**THE TASK**
Look through the material below. Copy every line with the string "type" in it.

[Opening DATA EXTRACT section]

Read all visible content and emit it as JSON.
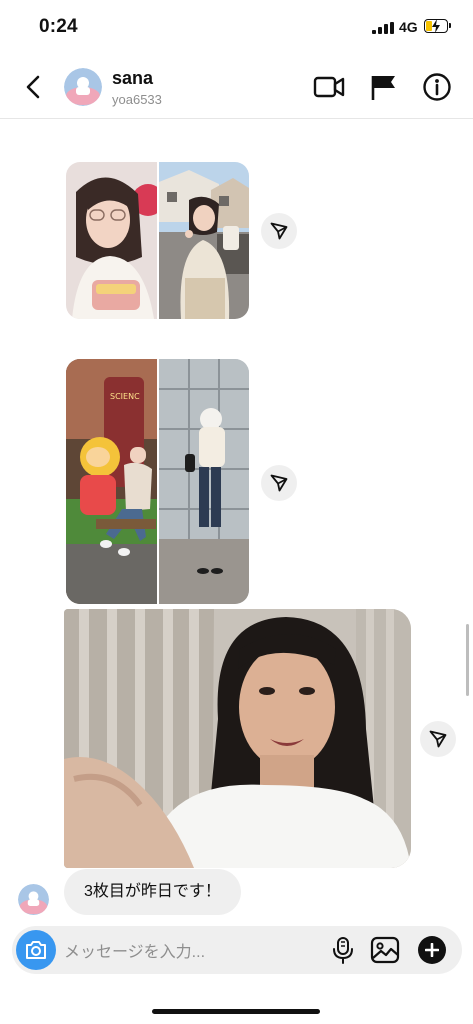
{
  "status_bar": {
    "time": "0:24",
    "network": "4G",
    "battery_level": 0.3
  },
  "header": {
    "title": "sana",
    "subtitle": "yoa6533"
  },
  "messages": [
    {
      "type": "image-pair",
      "sender": "contact"
    },
    {
      "type": "image-pair",
      "sender": "contact"
    },
    {
      "type": "image",
      "sender": "contact"
    },
    {
      "type": "text",
      "sender": "contact",
      "text": "3枚目が昨日です！"
    }
  ],
  "composer": {
    "placeholder": "メッセージを入力..."
  },
  "colors": {
    "accent": "#3897f0",
    "bubble": "#efefef",
    "battery": "#f6c300"
  },
  "icons": [
    "back-chevron-icon",
    "video-call-icon",
    "flag-icon",
    "info-icon",
    "share-icon",
    "camera-icon",
    "microphone-icon",
    "gallery-icon",
    "plus-icon"
  ]
}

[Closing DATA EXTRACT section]

**ANSWER TO THE PROBLEM**
      "type": "image-pair",
      "type": "image-pair",
      "type": "image",
      "type": "text",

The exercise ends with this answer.